Gretchen’s House follows the HighScope curriculum. This philosophy encompasses five areas: environments, adult child interactions, a consistent yet flexible daily routine, active learning experiences, and child observation and assessment.
The HighScope approach is based on research that shows that children learn by doing. Children learn and recall more information if they discover facts and answers for themselves. For example, a teacher could tell a child that 2 plus 2 equals 4. If the child repeats this fact, he or she will learn it through rote memorization. But if a teacher provides counting materials and encourages children to group different quantities of items, count them, guess how many they will add up to, and manipulate items and numbers for themselves, children will learn not only that 2 plus 2 equals 4, but they will also have acquired strategies for solving other addition and subtraction problems. This reinforces feelings of competence and confidence to approach new tasks.

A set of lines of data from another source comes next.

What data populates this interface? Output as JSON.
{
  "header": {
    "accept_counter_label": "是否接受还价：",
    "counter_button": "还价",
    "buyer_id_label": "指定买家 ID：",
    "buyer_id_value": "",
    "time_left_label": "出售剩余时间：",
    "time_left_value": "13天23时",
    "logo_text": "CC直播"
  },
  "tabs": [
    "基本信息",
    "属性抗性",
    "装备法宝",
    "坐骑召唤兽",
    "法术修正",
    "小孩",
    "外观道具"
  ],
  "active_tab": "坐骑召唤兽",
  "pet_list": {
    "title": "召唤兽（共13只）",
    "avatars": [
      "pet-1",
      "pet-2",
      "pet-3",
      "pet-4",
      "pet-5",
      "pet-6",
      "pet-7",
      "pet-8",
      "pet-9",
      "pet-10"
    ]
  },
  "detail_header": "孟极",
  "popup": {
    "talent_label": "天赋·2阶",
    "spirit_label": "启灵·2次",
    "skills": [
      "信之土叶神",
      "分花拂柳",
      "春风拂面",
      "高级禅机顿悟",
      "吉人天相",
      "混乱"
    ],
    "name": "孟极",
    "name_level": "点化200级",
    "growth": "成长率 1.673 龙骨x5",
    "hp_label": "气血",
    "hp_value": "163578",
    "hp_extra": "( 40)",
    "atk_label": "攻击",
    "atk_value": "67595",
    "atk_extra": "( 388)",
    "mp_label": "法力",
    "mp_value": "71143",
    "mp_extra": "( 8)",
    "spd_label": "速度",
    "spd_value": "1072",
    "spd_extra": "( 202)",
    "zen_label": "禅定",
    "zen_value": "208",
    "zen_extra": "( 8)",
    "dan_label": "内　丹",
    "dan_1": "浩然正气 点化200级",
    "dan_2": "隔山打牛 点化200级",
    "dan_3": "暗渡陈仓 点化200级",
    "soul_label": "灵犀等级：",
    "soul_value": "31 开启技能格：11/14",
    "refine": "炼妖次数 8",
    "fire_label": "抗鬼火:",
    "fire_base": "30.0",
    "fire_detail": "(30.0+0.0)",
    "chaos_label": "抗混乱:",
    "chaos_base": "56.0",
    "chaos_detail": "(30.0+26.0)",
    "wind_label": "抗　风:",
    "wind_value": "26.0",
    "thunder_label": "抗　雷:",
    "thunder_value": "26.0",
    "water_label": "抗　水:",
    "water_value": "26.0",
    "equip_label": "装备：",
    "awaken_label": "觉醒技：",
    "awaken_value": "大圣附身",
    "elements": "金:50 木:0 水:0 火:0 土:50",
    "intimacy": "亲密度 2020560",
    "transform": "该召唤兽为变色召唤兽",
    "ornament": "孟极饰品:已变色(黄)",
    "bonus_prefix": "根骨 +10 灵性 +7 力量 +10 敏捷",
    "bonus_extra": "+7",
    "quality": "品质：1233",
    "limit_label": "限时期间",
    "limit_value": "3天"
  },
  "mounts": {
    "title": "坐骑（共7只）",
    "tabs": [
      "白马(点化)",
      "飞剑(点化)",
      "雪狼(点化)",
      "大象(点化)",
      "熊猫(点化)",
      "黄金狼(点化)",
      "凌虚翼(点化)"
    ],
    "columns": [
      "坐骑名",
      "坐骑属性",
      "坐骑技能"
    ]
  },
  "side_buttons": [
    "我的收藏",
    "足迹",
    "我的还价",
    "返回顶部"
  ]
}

Our indoor and outdoor play environments are designed to encourage experimentation with real objects and provide meaningful context. We stock our classrooms with developmentally appropriate materials that challenge children’s abilities and invite them to explore. We set up distinct areas to facilitate particular kinds of play—a tiled area for messy projects, a quiet, cozy nook for reading—but we also encourage children to make connections across interest areas. So we are pleased when a child who is building in the block area brings over a book about bridges for reference or includes play food in the kitchen he has just built.
The teacher’s role and interactions in a HighScope classroom is to be a facilitator or coach. Our activities are designed to encourage children to dive into play rather than waiting for directions. Teachers plan for a range of developmental abilities and strive to provide varying levels of challenge to meet children’s individual needs. Teachers also use the problem-solving approach with the children in their classroom when children are negotiating about materials and space. They redirect play that becomes unfocused or destructive.
The HighScope approach to learning can also be described as a constructivist approach. Children are constantly building on previous knowledge and refining what they know with new experiences. This method emphasizes process over product, promotes higher level problem-solving skills and encourages children to plan, reflect, and develop self-reliance and initiative. Teachers scaffold learning by challenging children to explore concepts that are just beyond their individual comfort zones, by providing feedback and resources when children become frustrated, and by posing questions and problems that lead children to new concepts.
We plan our curriculum based on the HighScope Key Developmental Indicators (KDI’s) described on our Daily Routine page. These curricular activities will vary from group to group based on interest and developmental levels. However, there are certain activities that you are likely to see at all of our centers:
Children go outside every day, weather permitting.
Children listen to stories and read to themselves every day.
Children sing and listen to music every day.
Children prepare family-style meals and snacks together every day.
Children participate in the “work” aspects of group life: planning, setting up, and cleaning up activities; recycling.
Children care for living things: plants, gardens, and animals, as is developmentally appropriate.
A large block of time each morning and afternoon is devoted to Work Time. To read more about our daily routine, as well as the HighScope Key Developmental Indicators (Approaches to Learning, Social and Emotional Development, Physical Development and Health, Language and Communication, Mathematics, Creative Arts, Science and Technology and Social Studies), please visit our Daily Routines page.